## ENTRIES PROVIDED
:::::

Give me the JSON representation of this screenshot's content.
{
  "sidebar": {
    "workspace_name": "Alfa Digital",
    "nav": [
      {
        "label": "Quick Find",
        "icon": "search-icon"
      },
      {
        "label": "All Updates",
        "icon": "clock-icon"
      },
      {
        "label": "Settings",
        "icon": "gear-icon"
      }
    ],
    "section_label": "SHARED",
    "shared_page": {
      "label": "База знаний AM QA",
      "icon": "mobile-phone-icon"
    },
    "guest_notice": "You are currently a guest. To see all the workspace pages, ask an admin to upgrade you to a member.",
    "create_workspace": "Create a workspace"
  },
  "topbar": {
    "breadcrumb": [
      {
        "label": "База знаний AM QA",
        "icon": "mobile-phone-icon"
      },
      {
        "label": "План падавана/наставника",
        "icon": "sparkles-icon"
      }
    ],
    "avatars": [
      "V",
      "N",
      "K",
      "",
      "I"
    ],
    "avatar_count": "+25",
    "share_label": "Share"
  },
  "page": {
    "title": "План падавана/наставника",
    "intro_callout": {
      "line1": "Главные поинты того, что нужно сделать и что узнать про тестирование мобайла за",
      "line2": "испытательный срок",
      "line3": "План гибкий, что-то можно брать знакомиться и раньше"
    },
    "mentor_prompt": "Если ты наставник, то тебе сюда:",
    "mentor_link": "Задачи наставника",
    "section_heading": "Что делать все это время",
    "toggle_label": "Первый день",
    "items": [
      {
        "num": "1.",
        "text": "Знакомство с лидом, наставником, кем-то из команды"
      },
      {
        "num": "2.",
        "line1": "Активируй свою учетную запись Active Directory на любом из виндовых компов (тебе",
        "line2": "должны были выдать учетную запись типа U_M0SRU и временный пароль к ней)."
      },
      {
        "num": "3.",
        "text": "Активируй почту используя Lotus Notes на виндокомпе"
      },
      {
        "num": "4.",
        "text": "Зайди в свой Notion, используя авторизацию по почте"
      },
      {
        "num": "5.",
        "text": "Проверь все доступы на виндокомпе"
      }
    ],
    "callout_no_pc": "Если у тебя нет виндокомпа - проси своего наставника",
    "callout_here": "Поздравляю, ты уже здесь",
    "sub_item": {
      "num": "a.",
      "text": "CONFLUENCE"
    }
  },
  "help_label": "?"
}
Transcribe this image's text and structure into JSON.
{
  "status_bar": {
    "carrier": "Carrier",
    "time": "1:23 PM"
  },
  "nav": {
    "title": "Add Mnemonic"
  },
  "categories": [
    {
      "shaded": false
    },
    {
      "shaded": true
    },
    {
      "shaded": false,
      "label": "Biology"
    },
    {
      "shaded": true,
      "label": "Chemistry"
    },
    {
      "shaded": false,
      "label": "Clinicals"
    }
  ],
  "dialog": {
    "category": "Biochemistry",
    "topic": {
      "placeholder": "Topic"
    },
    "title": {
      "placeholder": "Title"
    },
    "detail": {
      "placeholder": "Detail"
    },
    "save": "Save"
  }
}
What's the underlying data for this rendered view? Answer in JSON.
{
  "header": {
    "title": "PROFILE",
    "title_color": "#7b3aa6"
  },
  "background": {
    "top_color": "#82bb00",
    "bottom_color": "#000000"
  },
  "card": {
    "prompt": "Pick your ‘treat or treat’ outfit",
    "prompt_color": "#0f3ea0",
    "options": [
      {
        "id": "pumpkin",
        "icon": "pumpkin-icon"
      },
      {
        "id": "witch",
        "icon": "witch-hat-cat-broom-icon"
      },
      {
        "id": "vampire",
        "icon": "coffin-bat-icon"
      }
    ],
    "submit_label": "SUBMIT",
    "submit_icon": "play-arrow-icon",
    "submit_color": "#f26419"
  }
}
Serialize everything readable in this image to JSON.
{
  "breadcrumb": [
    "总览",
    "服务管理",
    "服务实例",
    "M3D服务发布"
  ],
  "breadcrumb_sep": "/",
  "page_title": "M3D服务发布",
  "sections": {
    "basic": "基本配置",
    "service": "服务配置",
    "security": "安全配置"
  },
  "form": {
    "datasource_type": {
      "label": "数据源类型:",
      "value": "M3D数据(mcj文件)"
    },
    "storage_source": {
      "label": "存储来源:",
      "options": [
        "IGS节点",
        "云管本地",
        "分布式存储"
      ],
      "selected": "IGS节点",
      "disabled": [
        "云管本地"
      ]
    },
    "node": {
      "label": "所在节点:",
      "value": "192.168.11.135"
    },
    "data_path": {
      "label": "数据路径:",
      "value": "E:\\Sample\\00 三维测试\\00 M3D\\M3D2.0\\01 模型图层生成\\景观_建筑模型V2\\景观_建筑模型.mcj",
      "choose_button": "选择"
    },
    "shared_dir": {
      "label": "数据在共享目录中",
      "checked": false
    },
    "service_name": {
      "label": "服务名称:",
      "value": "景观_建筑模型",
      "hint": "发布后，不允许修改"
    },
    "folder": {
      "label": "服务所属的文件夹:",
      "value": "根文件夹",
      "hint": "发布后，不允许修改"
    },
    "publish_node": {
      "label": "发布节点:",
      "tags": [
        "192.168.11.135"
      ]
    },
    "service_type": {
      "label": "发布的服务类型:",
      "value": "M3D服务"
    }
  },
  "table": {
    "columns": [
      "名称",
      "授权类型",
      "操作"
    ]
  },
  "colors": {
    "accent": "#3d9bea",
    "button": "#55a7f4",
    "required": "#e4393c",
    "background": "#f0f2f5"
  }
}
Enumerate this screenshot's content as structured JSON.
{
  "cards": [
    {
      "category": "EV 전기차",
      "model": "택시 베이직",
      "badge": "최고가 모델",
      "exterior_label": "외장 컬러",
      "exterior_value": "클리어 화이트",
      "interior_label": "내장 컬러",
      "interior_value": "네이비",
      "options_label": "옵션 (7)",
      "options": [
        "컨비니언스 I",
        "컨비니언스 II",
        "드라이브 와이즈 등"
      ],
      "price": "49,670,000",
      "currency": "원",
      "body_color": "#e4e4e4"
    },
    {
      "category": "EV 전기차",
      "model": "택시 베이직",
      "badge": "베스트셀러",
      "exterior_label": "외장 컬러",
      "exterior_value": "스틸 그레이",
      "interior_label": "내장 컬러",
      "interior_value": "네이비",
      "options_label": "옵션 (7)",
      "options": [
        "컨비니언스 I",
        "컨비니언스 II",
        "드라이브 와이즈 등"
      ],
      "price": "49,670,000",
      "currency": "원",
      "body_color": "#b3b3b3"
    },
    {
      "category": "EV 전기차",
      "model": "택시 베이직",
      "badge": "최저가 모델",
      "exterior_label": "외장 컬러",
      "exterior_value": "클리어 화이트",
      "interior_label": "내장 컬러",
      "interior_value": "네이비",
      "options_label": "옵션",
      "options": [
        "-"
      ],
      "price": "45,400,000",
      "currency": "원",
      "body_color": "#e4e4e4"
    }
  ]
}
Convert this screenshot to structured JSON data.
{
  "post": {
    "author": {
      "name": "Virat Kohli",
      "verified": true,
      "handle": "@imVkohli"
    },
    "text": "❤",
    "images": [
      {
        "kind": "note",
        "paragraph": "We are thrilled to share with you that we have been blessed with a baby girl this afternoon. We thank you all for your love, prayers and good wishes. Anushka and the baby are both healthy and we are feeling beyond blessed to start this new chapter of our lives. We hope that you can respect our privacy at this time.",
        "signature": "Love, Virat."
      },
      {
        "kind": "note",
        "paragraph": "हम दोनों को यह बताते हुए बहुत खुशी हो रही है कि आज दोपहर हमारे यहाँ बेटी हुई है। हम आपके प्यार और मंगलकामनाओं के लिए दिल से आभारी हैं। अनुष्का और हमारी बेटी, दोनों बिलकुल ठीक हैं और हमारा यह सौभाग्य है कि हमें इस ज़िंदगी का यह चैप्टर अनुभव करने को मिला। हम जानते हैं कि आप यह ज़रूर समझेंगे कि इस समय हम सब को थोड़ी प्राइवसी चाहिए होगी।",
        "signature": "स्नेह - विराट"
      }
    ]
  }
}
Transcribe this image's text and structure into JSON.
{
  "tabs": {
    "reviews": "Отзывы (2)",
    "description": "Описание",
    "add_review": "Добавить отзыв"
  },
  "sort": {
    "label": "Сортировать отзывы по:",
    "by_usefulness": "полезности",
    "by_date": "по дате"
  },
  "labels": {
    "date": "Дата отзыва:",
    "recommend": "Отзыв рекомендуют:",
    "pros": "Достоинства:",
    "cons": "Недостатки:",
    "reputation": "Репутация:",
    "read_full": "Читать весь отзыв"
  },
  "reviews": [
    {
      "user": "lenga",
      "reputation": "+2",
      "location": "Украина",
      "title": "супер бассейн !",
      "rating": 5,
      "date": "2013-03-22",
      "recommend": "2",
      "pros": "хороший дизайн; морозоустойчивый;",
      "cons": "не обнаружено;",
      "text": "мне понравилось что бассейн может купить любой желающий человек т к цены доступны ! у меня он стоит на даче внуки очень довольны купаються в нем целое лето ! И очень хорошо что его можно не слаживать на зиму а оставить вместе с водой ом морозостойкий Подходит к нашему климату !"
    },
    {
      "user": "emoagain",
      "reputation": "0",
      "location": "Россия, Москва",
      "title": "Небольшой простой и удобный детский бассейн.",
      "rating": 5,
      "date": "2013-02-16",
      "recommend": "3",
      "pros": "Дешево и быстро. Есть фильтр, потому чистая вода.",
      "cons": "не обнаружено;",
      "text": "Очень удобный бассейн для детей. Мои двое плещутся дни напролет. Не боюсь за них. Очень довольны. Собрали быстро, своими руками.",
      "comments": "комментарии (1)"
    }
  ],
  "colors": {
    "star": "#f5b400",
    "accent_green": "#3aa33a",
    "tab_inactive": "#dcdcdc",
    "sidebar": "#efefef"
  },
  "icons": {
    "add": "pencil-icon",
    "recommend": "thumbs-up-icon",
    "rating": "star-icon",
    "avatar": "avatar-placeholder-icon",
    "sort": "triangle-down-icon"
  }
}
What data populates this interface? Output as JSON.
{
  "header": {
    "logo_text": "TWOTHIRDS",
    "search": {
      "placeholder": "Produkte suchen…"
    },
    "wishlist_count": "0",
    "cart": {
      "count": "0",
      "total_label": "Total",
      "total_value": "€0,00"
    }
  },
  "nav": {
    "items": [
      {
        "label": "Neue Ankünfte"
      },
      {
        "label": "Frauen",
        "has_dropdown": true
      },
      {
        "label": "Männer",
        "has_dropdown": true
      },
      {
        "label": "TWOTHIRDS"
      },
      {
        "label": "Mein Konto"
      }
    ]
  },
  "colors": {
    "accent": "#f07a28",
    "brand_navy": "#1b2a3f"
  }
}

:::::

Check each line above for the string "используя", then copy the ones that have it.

## ANSWER SECTION
        "text": "Активируй почту используя Lotus Notes на виндокомпе"
        "text": "Зайди в свой Notion, используя авторизацию по почте"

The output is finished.